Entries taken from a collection
++++++++++
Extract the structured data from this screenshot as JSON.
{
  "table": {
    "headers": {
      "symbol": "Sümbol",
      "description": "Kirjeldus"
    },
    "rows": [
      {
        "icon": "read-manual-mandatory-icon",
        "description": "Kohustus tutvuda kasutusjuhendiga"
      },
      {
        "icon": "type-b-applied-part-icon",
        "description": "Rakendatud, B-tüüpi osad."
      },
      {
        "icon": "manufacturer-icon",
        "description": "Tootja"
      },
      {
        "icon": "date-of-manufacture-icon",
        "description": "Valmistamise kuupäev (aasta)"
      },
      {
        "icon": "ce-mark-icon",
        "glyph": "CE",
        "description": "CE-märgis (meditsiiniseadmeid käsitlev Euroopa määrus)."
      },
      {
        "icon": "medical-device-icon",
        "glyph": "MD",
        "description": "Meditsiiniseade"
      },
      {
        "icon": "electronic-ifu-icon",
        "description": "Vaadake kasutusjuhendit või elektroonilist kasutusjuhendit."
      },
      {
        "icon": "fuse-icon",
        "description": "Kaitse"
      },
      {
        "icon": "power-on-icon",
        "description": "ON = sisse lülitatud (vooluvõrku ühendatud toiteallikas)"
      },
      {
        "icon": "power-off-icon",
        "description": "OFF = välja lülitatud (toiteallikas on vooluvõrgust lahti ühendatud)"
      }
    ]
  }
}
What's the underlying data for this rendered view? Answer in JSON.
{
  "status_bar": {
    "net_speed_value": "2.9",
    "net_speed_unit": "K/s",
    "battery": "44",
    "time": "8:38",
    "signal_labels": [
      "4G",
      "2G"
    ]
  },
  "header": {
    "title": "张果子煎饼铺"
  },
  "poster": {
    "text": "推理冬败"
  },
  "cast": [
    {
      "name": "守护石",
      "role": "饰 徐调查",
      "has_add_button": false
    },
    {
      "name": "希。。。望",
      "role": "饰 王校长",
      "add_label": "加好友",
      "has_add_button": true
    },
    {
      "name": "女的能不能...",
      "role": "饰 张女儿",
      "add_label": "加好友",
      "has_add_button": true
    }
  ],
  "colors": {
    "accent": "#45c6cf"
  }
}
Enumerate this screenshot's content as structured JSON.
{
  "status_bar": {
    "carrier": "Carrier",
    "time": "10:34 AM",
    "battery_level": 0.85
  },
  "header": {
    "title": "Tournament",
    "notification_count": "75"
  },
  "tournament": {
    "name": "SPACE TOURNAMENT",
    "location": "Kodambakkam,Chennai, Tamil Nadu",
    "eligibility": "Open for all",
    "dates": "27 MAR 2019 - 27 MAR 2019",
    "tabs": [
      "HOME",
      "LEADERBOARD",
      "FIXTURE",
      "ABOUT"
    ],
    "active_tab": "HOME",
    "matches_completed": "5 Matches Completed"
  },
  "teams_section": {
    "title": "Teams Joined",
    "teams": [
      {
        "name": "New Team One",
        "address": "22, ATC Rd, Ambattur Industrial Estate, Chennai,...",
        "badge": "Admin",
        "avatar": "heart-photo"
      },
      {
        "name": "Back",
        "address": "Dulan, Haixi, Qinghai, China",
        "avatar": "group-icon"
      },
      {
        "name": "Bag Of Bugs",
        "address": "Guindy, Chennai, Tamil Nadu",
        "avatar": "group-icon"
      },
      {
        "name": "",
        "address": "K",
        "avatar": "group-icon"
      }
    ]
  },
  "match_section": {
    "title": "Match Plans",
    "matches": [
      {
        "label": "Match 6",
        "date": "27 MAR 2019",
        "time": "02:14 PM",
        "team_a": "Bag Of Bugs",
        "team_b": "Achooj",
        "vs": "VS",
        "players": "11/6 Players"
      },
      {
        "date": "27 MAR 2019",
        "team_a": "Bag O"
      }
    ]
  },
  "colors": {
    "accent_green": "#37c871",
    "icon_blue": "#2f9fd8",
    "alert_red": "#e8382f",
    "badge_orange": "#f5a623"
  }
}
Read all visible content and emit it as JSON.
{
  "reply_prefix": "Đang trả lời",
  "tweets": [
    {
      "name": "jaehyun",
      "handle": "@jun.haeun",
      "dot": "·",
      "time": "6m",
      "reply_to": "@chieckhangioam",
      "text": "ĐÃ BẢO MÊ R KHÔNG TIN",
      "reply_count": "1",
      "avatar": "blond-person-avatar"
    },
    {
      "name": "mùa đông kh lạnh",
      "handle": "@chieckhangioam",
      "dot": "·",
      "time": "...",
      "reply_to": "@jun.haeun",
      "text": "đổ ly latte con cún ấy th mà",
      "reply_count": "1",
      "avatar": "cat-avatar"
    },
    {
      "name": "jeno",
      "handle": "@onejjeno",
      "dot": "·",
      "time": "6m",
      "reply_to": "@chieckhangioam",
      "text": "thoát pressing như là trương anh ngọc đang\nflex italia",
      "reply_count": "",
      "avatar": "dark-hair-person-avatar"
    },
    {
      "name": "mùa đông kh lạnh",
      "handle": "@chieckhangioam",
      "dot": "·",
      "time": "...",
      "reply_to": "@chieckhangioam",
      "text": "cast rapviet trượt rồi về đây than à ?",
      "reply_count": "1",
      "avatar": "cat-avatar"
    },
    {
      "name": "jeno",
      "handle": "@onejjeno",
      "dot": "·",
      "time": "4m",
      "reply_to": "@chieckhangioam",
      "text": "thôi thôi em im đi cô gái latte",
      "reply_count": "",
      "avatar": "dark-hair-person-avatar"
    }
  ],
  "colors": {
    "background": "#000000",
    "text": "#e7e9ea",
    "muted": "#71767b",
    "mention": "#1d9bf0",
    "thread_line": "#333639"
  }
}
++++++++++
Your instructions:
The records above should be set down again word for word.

Response to the exercise:
Extract the structured data from this screenshot as JSON.
{
  "table": {
    "headers": {
      "symbol": "Sümbol",
      "description": "Kirjeldus"
    },
    "rows": [
      {
        "icon": "read-manual-mandatory-icon",
        "description": "Kohustus tutvuda kasutusjuhendiga"
      },
      {
        "icon": "type-b-applied-part-icon",
        "description": "Rakendatud, B-tüüpi osad."
      },
      {
        "icon": "manufacturer-icon",
        "description": "Tootja"
      },
      {
        "icon": "date-of-manufacture-icon",
        "description": "Valmistamise kuupäev (aasta)"
      },
      {
        "icon": "ce-mark-icon",
        "glyph": "CE",
        "description": "CE-märgis (meditsiiniseadmeid käsitlev Euroopa määrus)."
      },
      {
        "icon": "medical-device-icon",
        "glyph": "MD",
        "description": "Meditsiiniseade"
      },
      {
        "icon": "electronic-ifu-icon",
        "description": "Vaadake kasutusjuhendit või elektroonilist kasutusjuhendit."
      },
      {
        "icon": "fuse-icon",
        "description": "Kaitse"
      },
      {
        "icon": "power-on-icon",
        "description": "ON = sisse lülitatud (vooluvõrku ühendatud toiteallikas)"
      },
      {
        "icon": "power-off-icon",
        "description": "OFF = välja lülitatud (toiteallikas on vooluvõrgust lahti ühendatud)"
      }
    ]
  }
}
What's the underlying data for this rendered view? Answer in JSON.
{
  "status_bar": {
    "net_speed_value": "2.9",
    "net_speed_unit": "K/s",
    "battery": "44",
    "time": "8:38",
    "signal_labels": [
      "4G",
      "2G"
    ]
  },
  "header": {
    "title": "张果子煎饼铺"
  },
  "poster": {
    "text": "推理冬败"
  },
  "cast": [
    {
      "name": "守护石",
      "role": "饰 徐调查",
      "has_add_button": false
    },
    {
      "name": "希。。。望",
      "role": "饰 王校长",
      "add_label": "加好友",
      "has_add_button": true
    },
    {
      "name": "女的能不能...",
      "role": "饰 张女儿",
      "add_label": "加好友",
      "has_add_button": true
    }
  ],
  "colors": {
    "accent": "#45c6cf"
  }
}
Enumerate this screenshot's content as structured JSON.
{
  "status_bar": {
    "carrier": "Carrier",
    "time": "10:34 AM",
    "battery_level": 0.85
  },
  "header": {
    "title": "Tournament",
    "notification_count": "75"
  },
  "tournament": {
    "name": "SPACE TOURNAMENT",
    "location": "Kodambakkam,Chennai, Tamil Nadu",
    "eligibility": "Open for all",
    "dates": "27 MAR 2019 - 27 MAR 2019",
    "tabs": [
      "HOME",
      "LEADERBOARD",
      "FIXTURE",
      "ABOUT"
    ],
    "active_tab": "HOME",
    "matches_completed": "5 Matches Completed"
  },
  "teams_section": {
    "title": "Teams Joined",
    "teams": [
      {
        "name": "New Team One",
        "address": "22, ATC Rd, Ambattur Industrial Estate, Chennai,...",
        "badge": "Admin",
        "avatar": "heart-photo"
      },
      {
        "name": "Back",
        "address": "Dulan, Haixi, Qinghai, China",
        "avatar": "group-icon"
      },
      {
        "name": "Bag Of Bugs",
        "address": "Guindy, Chennai, Tamil Nadu",
        "avatar": "group-icon"
      },
      {
        "name": "",
        "address": "K",
        "avatar": "group-icon"
      }
    ]
  },
  "match_section": {
    "title": "Match Plans",
    "matches": [
      {
        "label": "Match 6",
        "date": "27 MAR 2019",
        "time": "02:14 PM",
        "team_a": "Bag Of Bugs",
        "team_b": "Achooj",
        "vs": "VS",
        "players": "11/6 Players"
      },
      {
        "date": "27 MAR 2019",
        "team_a": "Bag O"
      }
    ]
  },
  "colors": {
    "accent_green": "#37c871",
    "icon_blue": "#2f9fd8",
    "alert_red": "#e8382f",
    "badge_orange": "#f5a623"
  }
}
Read all visible content and emit it as JSON.
{
  "reply_prefix": "Đang trả lời",
  "tweets": [
    {
      "name": "jaehyun",
      "handle": "@jun.haeun",
      "dot": "·",
      "time": "6m",
      "reply_to": "@chieckhangioam",
      "text": "ĐÃ BẢO MÊ R KHÔNG TIN",
      "reply_count": "1",
      "avatar": "blond-person-avatar"
    },
    {
      "name": "mùa đông kh lạnh",
      "handle": "@chieckhangioam",
      "dot": "·",
      "time": "...",
      "reply_to": "@jun.haeun",
      "text": "đổ ly latte con cún ấy th mà",
      "reply_count": "1",
      "avatar": "cat-avatar"
    },
    {
      "name": "jeno",
      "handle": "@onejjeno",
      "dot": "·",
      "time": "6m",
      "reply_to": "@chieckhangioam",
      "text": "thoát pressing như là trương anh ngọc đang\nflex italia",
      "reply_count": "",
      "avatar": "dark-hair-person-avatar"
    },
    {
      "name": "mùa đông kh lạnh",
      "handle": "@chieckhangioam",
      "dot": "·",
      "time": "...",
      "reply_to": "@chieckhangioam",
      "text": "cast rapviet trượt rồi về đây than à ?",
      "reply_count": "1",
      "avatar": "cat-avatar"
    },
    {
      "name": "jeno",
      "handle": "@onejjeno",
      "dot": "·",
      "time": "4m",
      "reply_to": "@chieckhangioam",
      "text": "thôi thôi em im đi cô gái latte",
      "reply_count": "",
      "avatar": "dark-hair-person-avatar"
    }
  ],
  "colors": {
    "background": "#000000",
    "text": "#e7e9ea",
    "muted": "#71767b",
    "mention": "#1d9bf0",
    "thread_line": "#333639"
  }
}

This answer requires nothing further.